== Problem to work on ==
Scan the listing below for the word "name" and copy every line that has it.

Provided information START

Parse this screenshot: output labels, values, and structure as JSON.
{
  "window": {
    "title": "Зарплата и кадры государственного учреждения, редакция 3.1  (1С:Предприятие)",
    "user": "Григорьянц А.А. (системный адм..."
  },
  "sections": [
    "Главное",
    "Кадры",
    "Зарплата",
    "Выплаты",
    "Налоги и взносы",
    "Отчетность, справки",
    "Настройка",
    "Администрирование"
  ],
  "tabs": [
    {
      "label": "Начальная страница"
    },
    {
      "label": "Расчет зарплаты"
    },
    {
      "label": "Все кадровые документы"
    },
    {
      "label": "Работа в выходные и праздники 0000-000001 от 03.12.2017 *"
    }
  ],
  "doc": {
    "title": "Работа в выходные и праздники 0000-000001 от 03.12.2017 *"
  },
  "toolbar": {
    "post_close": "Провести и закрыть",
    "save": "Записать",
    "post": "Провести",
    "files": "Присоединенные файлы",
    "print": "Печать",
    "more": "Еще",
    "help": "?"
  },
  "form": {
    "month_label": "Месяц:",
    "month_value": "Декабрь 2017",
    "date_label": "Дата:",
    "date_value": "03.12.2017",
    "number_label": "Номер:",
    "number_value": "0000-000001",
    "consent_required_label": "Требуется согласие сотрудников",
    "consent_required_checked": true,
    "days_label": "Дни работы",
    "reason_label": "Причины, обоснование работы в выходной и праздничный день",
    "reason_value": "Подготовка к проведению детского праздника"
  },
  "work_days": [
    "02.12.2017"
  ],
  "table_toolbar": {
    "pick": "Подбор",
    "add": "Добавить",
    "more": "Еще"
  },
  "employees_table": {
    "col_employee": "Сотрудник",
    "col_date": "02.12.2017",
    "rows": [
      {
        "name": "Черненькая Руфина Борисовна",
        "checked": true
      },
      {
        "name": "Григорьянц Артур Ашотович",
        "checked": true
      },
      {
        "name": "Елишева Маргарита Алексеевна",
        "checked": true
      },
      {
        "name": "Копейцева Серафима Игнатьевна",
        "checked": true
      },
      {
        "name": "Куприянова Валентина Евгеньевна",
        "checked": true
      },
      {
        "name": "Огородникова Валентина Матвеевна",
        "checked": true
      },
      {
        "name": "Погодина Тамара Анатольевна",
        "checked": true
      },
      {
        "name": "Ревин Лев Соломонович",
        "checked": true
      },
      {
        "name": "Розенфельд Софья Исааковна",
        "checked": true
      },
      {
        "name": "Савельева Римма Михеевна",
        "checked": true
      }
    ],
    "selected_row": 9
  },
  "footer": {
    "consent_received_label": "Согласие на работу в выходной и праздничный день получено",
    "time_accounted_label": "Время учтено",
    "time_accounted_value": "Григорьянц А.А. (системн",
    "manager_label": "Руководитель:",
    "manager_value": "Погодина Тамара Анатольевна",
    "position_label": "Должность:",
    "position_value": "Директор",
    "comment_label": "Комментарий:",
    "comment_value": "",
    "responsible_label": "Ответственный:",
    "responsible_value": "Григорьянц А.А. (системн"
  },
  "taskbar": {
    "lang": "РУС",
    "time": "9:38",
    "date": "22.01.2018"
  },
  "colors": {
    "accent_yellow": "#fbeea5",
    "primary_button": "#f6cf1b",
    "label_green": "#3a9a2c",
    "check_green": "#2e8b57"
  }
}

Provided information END

== Exercise answer ==
        "name": "Черненькая Руфина Борисовна",
        "name": "Григорьянц Артур Ашотович",
        "name": "Елишева Маргарита Алексеевна",
        "name": "Копейцева Серафима Игнатьевна",
        "name": "Куприянова Валентина Евгеньевна",
        "name": "Огородникова Валентина Матвеевна",
        "name": "Погодина Тамара Анатольевна",
        "name": "Ревин Лев Соломонович",
        "name": "Розенфельд Софья Исааковна",
        "name": "Савельева Римма Михеевна",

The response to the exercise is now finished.